Vasilio Saleas
Saleas was considered one of the most famous of the Ala Turka style clarinet playets from Greece. Eventually settling in the United States, Saleas was a popular musician in the Greek and Belly Dance nightclubs of New York City. This is the only recording existing that features his classics Greek folk songs. Saleas was born in the city of Mesolonghi in 1928. Vasili Saleas brought forth a different style of playing. He was also responsible for showing that the folk style of playing clarinet was not only an instrument that played folk music during village celebrations but an instrument which could be a part of any orchestra or ensemble or of any recording group.

Return to Our Roots

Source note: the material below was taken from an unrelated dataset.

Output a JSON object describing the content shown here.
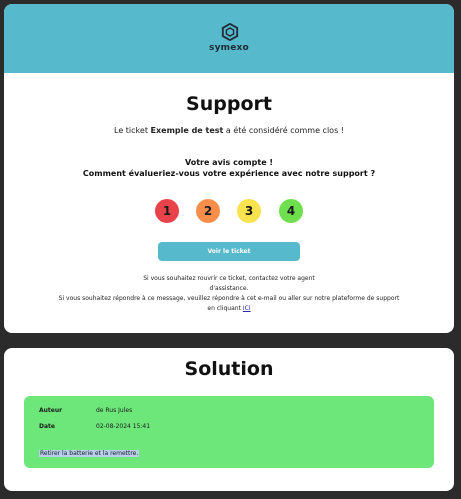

Possibly one of the most talented Greek/Macedonian clarinetists playing today, Jim Dimitri Stoynoff produced this recording of Greek music as a fund raiser for Greek orphanages. Return To Our Roots is dedicated to the re-introduction and preservation of Greek Folk Dances and Melodies performed in the Solo Klarino (solo clarinet) style typical of early 20th century recording. Since that time we have witnessed an unfortunate departure from the traditionally pure folk genre as foreign musical elements were adapted, in part for commercial reasons. Additionally advances in recording technology have resulted in the virtual extinction of 78rpm records. As a result, future generations are being deprived of the opportunity to enjoy first-hand the performing styles of great Greek folk clarinet virtuosi from the 1920s and 1930s. Our desire to reverse this situation became the inspiration and motivation to undertake this project. Similarly, melodic accompaniment was also provided by John Roussos who performs brilliantly on another vintage instrument, a santouri builit in Smyrna, Asia Minor circa 1895. In all selections, you will hear a strict adherence to unadulterated melodic line and traditional embellishment of percussive elements, designed to enhance the natural energy of this music a music reminiscent of the joys, sorrows, and nostalgia for the homeland experienced by early Greek immigrants to America. And to all who hear this work, especially future generations.